Classification internationaleA63B37/00, C09D7/12, C08L71/02, C09D5/00
Classification coopérativeA63B37/0076, A63B2225/02, A63B37/0077, A63B37/0074, A63B37/0022, C09D7/1216, C08L71/02, C09D5/00, C08G2650/58
Événements juridiques
DateCodeÉvénementDescription
29 mars 2016ASAssignment
Owner name: ACUSHNET COMPANY, MASSACHUSETTS

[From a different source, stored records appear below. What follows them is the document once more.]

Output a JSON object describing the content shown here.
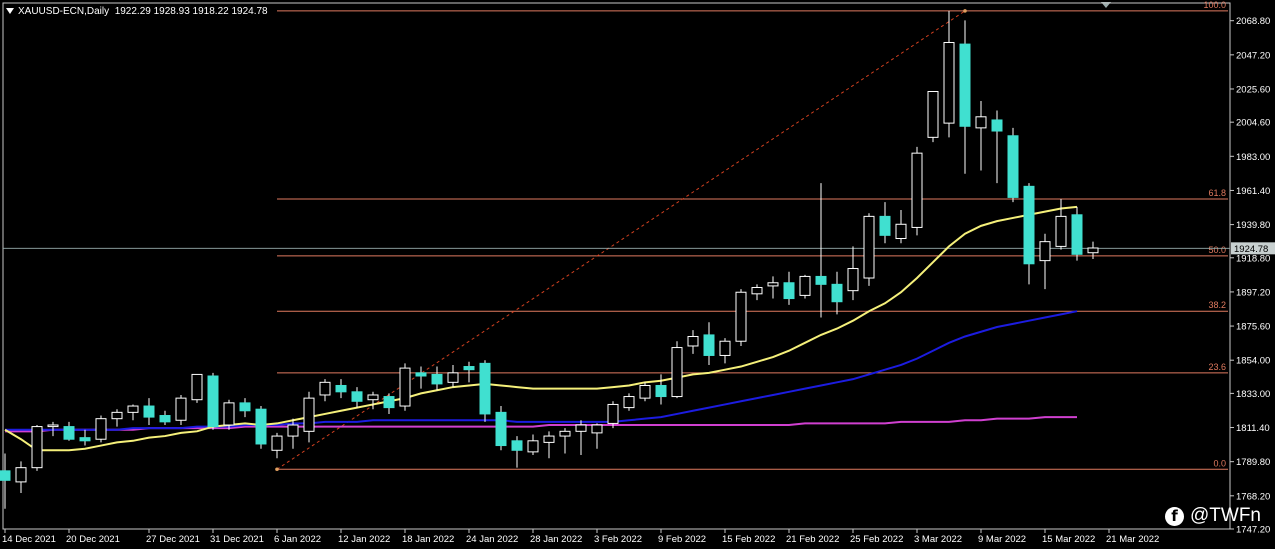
{
  "header": {
    "symbol": "XAUUSD-ECN,Daily",
    "ohlc": "1922.29 1928.93 1918.22 1924.78"
  },
  "watermark": {
    "icon": "facebook-icon",
    "handle": "@TWFn"
  },
  "chart_data": {
    "type": "candlestick",
    "ylim": [
      1747.2,
      2080.0
    ],
    "y_ticks": [
      2068.8,
      2047.2,
      2025.6,
      2004.6,
      1983.0,
      1961.4,
      1939.8,
      1918.8,
      1897.2,
      1875.6,
      1854.0,
      1833.0,
      1811.4,
      1789.8,
      1768.2,
      1747.2
    ],
    "y_tick_labels": [
      "2068.80",
      "2047.20",
      "2025.60",
      "2004.60",
      "1983.00",
      "1961.40",
      "1939.80",
      "1918.80",
      "1897.20",
      "1875.60",
      "1854.00",
      "1833.00",
      "1811.40",
      "1789.80",
      "1768.20",
      "1747.20"
    ],
    "x_tick_labels": [
      "14 Dec 2021",
      "20 Dec 2021",
      "27 Dec 2021",
      "31 Dec 2021",
      "6 Jan 2022",
      "12 Jan 2022",
      "18 Jan 2022",
      "24 Jan 2022",
      "28 Jan 2022",
      "3 Feb 2022",
      "9 Feb 2022",
      "15 Feb 2022",
      "21 Feb 2022",
      "25 Feb 2022",
      "3 Mar 2022",
      "9 Mar 2022",
      "15 Mar 2022",
      "21 Mar 2022"
    ],
    "x_tick_bar_index": [
      0,
      4,
      9,
      13,
      17,
      21,
      25,
      29,
      33,
      37,
      41,
      45,
      49,
      53,
      57,
      61,
      65,
      69
    ],
    "current_price": 1924.78,
    "current_price_label": "1924.78",
    "colors": {
      "bull": "#ffffff",
      "bear": "#40e0d0",
      "fib": "#e07a5f",
      "ma_fast": "#f5f07a",
      "ma_mid": "#1c1ce0",
      "ma_slow": "#d040d0",
      "current": "#9ab0b0"
    },
    "candles": [
      [
        1784,
        1795,
        1760,
        1778
      ],
      [
        1777,
        1790,
        1770,
        1786
      ],
      [
        1786,
        1813,
        1784,
        1812
      ],
      [
        1812,
        1815,
        1806,
        1813
      ],
      [
        1812,
        1815,
        1803,
        1804
      ],
      [
        1805,
        1810,
        1800,
        1803
      ],
      [
        1804,
        1819,
        1802,
        1817
      ],
      [
        1817,
        1823,
        1812,
        1821
      ],
      [
        1821,
        1826,
        1816,
        1825
      ],
      [
        1825,
        1830,
        1813,
        1818
      ],
      [
        1819,
        1822,
        1813,
        1815
      ],
      [
        1816,
        1832,
        1813,
        1830
      ],
      [
        1829,
        1845,
        1827,
        1845
      ],
      [
        1844,
        1846,
        1810,
        1812
      ],
      [
        1813,
        1829,
        1810,
        1827
      ],
      [
        1827,
        1830,
        1818,
        1822
      ],
      [
        1823,
        1825,
        1798,
        1801
      ],
      [
        1797,
        1808,
        1792,
        1806
      ],
      [
        1806,
        1817,
        1798,
        1813
      ],
      [
        1809,
        1834,
        1802,
        1830
      ],
      [
        1832,
        1842,
        1828,
        1840
      ],
      [
        1838,
        1842,
        1830,
        1834
      ],
      [
        1834,
        1837,
        1824,
        1828
      ],
      [
        1829,
        1834,
        1823,
        1832
      ],
      [
        1831,
        1833,
        1820,
        1824
      ],
      [
        1825,
        1852,
        1822,
        1849
      ],
      [
        1846,
        1850,
        1836,
        1844
      ],
      [
        1845,
        1850,
        1835,
        1839
      ],
      [
        1840,
        1851,
        1837,
        1846
      ],
      [
        1850,
        1853,
        1840,
        1848
      ],
      [
        1852,
        1854,
        1815,
        1820
      ],
      [
        1821,
        1825,
        1797,
        1800
      ],
      [
        1803,
        1806,
        1786,
        1797
      ],
      [
        1796,
        1807,
        1794,
        1803
      ],
      [
        1802,
        1809,
        1792,
        1806
      ],
      [
        1806,
        1811,
        1795,
        1809
      ],
      [
        1809,
        1816,
        1794,
        1813
      ],
      [
        1808,
        1814,
        1798,
        1813
      ],
      [
        1814,
        1828,
        1811,
        1826
      ],
      [
        1824,
        1833,
        1822,
        1831
      ],
      [
        1830,
        1840,
        1828,
        1838
      ],
      [
        1838,
        1845,
        1826,
        1831
      ],
      [
        1831,
        1866,
        1830,
        1862
      ],
      [
        1863,
        1873,
        1858,
        1869
      ],
      [
        1870,
        1878,
        1851,
        1857
      ],
      [
        1857,
        1868,
        1852,
        1866
      ],
      [
        1866,
        1899,
        1863,
        1897
      ],
      [
        1896,
        1902,
        1892,
        1900
      ],
      [
        1901,
        1907,
        1893,
        1903
      ],
      [
        1903,
        1910,
        1889,
        1893
      ],
      [
        1895,
        1908,
        1893,
        1907
      ],
      [
        1907,
        1966,
        1881,
        1902
      ],
      [
        1902,
        1910,
        1883,
        1891
      ],
      [
        1898,
        1926,
        1892,
        1912
      ],
      [
        1906,
        1947,
        1901,
        1945
      ],
      [
        1945,
        1954,
        1928,
        1933
      ],
      [
        1931,
        1949,
        1928,
        1940
      ],
      [
        1938,
        1989,
        1933,
        1985
      ],
      [
        1995,
        2020,
        1992,
        2024
      ],
      [
        2004,
        2075,
        1995,
        2055
      ],
      [
        2054,
        2069,
        1972,
        2002
      ],
      [
        2001,
        2018,
        1974,
        2008
      ],
      [
        2006,
        2012,
        1966,
        1999
      ],
      [
        1996,
        2001,
        1954,
        1957
      ],
      [
        1964,
        1966,
        1902,
        1915
      ],
      [
        1917,
        1934,
        1899,
        1929
      ],
      [
        1926,
        1956,
        1924,
        1945
      ],
      [
        1946,
        1951,
        1917,
        1921
      ],
      [
        1922,
        1929,
        1918,
        1925
      ]
    ],
    "series": [
      {
        "values_from": "ma_fast"
      },
      {
        "values_from": "ma_mid"
      },
      {
        "values_from": "ma_slow"
      }
    ],
    "ma_fast": [
      1810,
      1804,
      1797,
      1797,
      1797,
      1798,
      1800,
      1802,
      1803,
      1805,
      1806,
      1808,
      1809,
      1812,
      1813,
      1814,
      1813,
      1814,
      1816,
      1818,
      1820,
      1822,
      1824,
      1826,
      1828,
      1830,
      1833,
      1835,
      1837,
      1838,
      1839,
      1838,
      1837,
      1836,
      1836,
      1836,
      1836,
      1836,
      1837,
      1838,
      1840,
      1841,
      1843,
      1845,
      1846,
      1848,
      1850,
      1853,
      1856,
      1860,
      1865,
      1870,
      1874,
      1879,
      1885,
      1890,
      1897,
      1906,
      1916,
      1926,
      1934,
      1939,
      1942,
      1944,
      1946,
      1948,
      1950,
      1951
    ],
    "ma_mid": [
      1810,
      1810,
      1810,
      1810,
      1810,
      1810,
      1810,
      1810,
      1811,
      1811,
      1811,
      1811,
      1812,
      1812,
      1812,
      1813,
      1813,
      1813,
      1814,
      1814,
      1815,
      1815,
      1815,
      1816,
      1816,
      1816,
      1816,
      1816,
      1816,
      1816,
      1816,
      1816,
      1815,
      1815,
      1815,
      1815,
      1815,
      1815,
      1815,
      1816,
      1817,
      1818,
      1820,
      1822,
      1824,
      1826,
      1828,
      1830,
      1832,
      1834,
      1836,
      1838,
      1840,
      1842,
      1845,
      1848,
      1851,
      1855,
      1860,
      1865,
      1869,
      1872,
      1875,
      1877,
      1879,
      1881,
      1883,
      1885
    ],
    "ma_slow": [
      1809,
      1809,
      1809,
      1810,
      1810,
      1810,
      1810,
      1810,
      1810,
      1811,
      1811,
      1811,
      1811,
      1811,
      1811,
      1812,
      1812,
      1812,
      1812,
      1812,
      1812,
      1812,
      1812,
      1812,
      1812,
      1812,
      1812,
      1812,
      1812,
      1812,
      1812,
      1812,
      1812,
      1812,
      1813,
      1813,
      1813,
      1813,
      1813,
      1813,
      1813,
      1813,
      1813,
      1813,
      1813,
      1813,
      1813,
      1813,
      1813,
      1813,
      1814,
      1814,
      1814,
      1814,
      1814,
      1814,
      1815,
      1815,
      1815,
      1815,
      1816,
      1816,
      1817,
      1817,
      1817,
      1818,
      1818,
      1818
    ],
    "fib_levels": [
      {
        "label": "100.0",
        "price": 2075.0
      },
      {
        "label": "61.8",
        "price": 1956.0
      },
      {
        "label": "50.0",
        "price": 1920.0
      },
      {
        "label": "38.2",
        "price": 1885.0
      },
      {
        "label": "23.6",
        "price": 1846.0
      },
      {
        "label": "0.0",
        "price": 1785.0
      }
    ],
    "fib_trend": {
      "from_bar": 17,
      "from_price": 1785.0,
      "to_bar": 60,
      "to_price": 2075.0
    }
  }
}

Free format text: PATENT OWNERSHIP;ASSIGNORS:LADD, DEREK A.;NARDACCI, NICHOLAS M.;HEBERT, EDMUND A.;SIGNING DATES FROM 20160308 TO 20160311;REEL/FRAME:038293/0240
28 juil. 2016ASAssignment
Owner name: WELLS FARGO BANK, NATIONAL ASSOCIATION, AS ADMINIS
Free format text: SECURITY INTEREST;ASSIGNOR:ACUSHNET COMPANY;REEL/FRAME:039506/0030
Effective date: 20160728